» Work instruction
Look through the lines below; wherever the word "snelheidslimieten" appears, copy that line.

════════

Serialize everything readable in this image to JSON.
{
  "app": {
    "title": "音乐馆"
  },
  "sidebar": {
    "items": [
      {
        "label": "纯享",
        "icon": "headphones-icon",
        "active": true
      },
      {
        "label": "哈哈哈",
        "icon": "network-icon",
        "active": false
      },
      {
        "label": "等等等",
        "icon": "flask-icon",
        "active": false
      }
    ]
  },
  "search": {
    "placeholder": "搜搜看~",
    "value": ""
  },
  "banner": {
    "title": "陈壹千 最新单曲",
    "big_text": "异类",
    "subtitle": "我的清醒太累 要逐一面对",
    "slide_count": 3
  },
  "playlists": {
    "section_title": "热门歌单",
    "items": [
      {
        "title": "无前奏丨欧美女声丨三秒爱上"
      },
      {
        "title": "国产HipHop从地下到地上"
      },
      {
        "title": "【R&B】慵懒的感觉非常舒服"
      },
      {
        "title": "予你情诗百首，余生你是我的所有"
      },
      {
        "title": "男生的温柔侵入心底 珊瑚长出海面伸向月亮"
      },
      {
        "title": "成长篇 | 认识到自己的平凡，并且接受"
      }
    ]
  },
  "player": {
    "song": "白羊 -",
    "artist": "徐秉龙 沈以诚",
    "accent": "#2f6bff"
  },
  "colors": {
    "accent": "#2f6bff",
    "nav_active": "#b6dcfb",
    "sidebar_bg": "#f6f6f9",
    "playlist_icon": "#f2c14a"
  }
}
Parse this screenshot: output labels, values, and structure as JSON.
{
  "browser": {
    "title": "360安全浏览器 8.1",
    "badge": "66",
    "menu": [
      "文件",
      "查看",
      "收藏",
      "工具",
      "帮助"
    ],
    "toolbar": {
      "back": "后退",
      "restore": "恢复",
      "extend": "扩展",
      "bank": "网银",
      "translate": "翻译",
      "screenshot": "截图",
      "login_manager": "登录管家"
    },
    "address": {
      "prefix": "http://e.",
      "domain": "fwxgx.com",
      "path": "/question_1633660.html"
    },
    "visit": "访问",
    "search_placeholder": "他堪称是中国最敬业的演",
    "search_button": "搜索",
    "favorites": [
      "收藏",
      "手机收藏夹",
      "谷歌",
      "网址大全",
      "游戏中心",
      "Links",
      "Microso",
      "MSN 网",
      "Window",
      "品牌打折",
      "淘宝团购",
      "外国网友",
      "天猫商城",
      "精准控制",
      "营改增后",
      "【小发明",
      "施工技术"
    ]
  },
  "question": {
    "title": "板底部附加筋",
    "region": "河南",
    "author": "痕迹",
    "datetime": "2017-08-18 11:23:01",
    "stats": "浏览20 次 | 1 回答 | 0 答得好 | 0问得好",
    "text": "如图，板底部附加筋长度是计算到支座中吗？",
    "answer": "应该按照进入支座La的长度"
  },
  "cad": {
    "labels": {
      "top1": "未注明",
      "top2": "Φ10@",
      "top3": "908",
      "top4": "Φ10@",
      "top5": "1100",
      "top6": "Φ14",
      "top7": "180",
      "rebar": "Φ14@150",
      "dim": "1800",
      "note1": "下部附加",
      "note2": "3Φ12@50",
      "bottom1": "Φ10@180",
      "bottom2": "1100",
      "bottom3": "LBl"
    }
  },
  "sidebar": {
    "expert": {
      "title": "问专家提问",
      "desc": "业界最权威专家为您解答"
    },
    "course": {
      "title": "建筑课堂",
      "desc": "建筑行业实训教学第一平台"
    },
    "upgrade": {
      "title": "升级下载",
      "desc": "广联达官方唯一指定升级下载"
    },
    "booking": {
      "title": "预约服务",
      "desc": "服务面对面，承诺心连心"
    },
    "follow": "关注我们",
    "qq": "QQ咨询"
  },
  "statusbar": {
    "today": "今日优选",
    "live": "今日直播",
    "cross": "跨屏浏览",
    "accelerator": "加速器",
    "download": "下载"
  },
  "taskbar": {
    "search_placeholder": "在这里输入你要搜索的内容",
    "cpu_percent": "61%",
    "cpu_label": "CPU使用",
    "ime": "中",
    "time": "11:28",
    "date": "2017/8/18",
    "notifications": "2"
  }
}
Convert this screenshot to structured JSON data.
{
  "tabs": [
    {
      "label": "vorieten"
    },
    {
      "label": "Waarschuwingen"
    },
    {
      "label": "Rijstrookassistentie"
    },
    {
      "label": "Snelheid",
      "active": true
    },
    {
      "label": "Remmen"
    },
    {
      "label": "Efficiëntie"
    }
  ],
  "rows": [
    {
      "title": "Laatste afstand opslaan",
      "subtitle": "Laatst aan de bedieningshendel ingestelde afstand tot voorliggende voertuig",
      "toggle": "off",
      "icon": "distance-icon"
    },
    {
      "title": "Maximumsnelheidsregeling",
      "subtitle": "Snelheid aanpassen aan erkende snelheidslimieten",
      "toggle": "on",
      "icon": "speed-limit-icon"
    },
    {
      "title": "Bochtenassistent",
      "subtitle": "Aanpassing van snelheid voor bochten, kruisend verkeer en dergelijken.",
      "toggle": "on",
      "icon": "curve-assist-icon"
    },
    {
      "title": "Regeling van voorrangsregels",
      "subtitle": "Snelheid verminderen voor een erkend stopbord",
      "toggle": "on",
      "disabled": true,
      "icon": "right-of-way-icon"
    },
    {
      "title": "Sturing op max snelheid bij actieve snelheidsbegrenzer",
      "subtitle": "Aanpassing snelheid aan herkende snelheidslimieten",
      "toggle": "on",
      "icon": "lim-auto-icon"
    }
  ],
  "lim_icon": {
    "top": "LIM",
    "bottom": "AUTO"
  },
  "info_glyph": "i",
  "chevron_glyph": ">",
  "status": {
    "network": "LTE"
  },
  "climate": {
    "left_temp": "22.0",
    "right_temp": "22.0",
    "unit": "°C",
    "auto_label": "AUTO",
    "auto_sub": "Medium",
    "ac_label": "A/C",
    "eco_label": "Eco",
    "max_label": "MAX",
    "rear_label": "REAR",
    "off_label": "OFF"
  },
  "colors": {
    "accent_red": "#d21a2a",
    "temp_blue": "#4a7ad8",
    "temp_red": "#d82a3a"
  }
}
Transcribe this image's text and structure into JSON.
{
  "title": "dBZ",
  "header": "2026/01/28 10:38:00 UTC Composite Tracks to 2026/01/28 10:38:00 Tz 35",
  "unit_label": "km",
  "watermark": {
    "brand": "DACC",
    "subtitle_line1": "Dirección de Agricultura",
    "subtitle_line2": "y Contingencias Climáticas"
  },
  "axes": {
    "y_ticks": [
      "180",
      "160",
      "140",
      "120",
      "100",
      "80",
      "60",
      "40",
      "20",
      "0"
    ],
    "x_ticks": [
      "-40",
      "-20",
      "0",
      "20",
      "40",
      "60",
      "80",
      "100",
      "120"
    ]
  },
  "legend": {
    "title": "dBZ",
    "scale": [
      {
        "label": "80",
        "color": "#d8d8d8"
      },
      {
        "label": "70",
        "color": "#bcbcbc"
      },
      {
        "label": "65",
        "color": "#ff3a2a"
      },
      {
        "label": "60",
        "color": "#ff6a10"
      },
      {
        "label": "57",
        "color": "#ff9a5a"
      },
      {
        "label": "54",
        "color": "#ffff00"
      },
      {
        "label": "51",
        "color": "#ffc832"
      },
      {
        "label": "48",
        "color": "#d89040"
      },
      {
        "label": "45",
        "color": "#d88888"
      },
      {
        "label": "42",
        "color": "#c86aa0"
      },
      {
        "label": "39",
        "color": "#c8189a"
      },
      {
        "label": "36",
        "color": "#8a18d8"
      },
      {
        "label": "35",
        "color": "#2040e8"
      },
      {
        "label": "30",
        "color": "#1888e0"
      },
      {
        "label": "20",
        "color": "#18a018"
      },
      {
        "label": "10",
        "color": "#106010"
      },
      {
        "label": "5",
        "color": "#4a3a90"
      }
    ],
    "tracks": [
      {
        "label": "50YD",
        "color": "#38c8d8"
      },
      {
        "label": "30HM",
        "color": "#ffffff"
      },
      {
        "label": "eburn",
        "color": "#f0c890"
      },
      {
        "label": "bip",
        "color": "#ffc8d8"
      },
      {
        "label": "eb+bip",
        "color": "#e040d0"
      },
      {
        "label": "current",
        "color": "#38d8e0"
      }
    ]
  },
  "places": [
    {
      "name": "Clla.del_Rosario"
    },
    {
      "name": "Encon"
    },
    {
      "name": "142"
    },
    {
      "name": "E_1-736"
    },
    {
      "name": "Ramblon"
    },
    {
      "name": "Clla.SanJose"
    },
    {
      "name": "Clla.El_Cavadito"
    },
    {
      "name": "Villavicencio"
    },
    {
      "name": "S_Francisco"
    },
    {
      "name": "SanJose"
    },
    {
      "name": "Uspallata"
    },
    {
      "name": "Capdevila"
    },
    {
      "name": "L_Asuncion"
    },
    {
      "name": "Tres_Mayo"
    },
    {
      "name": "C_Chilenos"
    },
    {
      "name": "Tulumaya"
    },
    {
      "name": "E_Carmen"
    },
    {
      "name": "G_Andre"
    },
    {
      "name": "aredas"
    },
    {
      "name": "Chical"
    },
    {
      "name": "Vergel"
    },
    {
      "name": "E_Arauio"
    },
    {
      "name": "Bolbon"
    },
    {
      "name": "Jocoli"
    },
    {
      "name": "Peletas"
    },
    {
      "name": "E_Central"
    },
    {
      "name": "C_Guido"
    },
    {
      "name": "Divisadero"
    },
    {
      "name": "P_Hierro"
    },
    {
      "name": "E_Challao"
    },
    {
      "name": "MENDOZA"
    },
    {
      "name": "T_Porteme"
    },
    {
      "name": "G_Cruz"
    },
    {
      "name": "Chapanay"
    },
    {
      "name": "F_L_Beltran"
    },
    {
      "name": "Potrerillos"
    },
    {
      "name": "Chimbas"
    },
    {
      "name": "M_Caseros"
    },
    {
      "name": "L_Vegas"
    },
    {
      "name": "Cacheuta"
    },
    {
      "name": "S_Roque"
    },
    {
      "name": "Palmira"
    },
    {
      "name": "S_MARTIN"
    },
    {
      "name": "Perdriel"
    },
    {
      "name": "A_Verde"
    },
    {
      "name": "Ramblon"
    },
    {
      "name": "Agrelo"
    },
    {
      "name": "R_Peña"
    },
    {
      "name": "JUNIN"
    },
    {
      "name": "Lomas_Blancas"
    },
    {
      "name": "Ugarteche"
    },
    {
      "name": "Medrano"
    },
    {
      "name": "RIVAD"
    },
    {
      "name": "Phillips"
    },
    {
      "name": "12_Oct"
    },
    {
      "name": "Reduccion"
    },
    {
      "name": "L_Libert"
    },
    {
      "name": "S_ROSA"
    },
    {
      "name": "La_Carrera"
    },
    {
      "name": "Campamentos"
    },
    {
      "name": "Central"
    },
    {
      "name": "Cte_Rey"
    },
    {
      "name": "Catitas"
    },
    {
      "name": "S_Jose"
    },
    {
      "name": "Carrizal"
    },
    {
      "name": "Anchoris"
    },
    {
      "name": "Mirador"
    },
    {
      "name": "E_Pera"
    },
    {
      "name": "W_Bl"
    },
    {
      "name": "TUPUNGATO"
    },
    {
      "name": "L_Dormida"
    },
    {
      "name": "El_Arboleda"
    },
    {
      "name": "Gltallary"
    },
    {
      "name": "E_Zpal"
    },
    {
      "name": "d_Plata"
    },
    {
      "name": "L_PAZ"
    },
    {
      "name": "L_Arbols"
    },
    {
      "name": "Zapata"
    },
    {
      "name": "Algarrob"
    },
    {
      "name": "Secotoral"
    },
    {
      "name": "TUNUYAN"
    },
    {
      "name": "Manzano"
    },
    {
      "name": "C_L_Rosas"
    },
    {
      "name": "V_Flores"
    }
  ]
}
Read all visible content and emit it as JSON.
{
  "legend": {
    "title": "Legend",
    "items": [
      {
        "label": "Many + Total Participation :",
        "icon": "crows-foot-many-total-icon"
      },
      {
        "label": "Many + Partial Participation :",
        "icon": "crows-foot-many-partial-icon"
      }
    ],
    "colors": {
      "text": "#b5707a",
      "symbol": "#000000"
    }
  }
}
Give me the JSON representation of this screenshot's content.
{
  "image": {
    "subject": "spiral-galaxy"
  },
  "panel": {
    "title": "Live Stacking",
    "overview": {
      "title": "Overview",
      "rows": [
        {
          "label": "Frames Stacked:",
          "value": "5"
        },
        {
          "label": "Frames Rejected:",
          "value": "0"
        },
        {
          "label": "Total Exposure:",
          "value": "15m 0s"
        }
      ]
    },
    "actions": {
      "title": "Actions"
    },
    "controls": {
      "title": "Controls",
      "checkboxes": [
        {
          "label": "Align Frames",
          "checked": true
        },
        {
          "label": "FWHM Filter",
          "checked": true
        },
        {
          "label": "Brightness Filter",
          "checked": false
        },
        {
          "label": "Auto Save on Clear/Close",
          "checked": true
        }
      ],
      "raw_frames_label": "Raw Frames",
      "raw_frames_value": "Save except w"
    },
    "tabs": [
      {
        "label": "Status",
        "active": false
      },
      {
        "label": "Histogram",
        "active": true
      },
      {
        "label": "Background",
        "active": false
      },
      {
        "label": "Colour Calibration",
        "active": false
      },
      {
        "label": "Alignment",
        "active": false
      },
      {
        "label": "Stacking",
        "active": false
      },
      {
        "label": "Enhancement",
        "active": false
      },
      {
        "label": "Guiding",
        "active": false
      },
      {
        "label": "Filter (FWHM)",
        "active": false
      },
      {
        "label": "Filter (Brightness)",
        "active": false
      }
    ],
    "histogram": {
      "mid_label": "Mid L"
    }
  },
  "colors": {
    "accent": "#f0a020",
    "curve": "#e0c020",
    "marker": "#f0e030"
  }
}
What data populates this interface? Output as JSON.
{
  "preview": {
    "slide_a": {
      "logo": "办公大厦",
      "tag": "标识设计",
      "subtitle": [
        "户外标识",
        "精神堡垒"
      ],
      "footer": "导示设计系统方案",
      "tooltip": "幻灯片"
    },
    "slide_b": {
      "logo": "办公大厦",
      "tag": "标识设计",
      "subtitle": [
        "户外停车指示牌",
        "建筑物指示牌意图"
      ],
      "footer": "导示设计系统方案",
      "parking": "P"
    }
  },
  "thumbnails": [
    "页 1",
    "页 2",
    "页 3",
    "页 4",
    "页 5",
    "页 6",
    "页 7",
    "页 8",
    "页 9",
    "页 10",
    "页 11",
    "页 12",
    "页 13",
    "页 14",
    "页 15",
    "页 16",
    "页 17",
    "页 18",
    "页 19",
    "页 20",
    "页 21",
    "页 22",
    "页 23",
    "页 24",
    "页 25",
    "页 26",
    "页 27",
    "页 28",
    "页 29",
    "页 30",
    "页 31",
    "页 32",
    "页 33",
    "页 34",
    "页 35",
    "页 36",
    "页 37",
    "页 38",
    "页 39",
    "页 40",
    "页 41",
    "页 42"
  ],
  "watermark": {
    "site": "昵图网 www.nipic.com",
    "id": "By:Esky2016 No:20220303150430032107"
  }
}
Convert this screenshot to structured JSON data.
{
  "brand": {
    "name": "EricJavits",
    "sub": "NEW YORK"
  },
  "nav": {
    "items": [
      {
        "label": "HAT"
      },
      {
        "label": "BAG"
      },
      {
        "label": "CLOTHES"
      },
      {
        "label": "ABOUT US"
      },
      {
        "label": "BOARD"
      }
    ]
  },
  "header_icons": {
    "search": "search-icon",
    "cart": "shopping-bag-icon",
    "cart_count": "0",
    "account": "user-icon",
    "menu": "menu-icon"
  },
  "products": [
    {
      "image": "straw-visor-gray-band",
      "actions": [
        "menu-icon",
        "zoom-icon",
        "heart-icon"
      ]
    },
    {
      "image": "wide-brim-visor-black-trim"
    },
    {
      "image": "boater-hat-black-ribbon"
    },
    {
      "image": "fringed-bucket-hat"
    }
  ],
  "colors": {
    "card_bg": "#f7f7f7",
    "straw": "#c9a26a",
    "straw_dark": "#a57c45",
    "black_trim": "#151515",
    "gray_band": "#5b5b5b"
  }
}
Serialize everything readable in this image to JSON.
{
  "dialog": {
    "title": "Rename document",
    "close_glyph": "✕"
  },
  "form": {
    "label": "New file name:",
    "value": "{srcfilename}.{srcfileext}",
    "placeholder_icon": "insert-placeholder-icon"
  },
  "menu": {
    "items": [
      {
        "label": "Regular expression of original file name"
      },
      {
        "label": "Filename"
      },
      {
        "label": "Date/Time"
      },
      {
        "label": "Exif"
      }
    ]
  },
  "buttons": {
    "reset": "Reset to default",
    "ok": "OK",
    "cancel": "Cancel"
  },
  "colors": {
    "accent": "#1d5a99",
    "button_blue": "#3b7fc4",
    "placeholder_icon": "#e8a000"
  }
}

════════

» Response area
      "subtitle": "Snelheid aanpassen aan erkende snelheidslimieten",
      "subtitle": "Aanpassing snelheid aan herkende snelheidslimieten",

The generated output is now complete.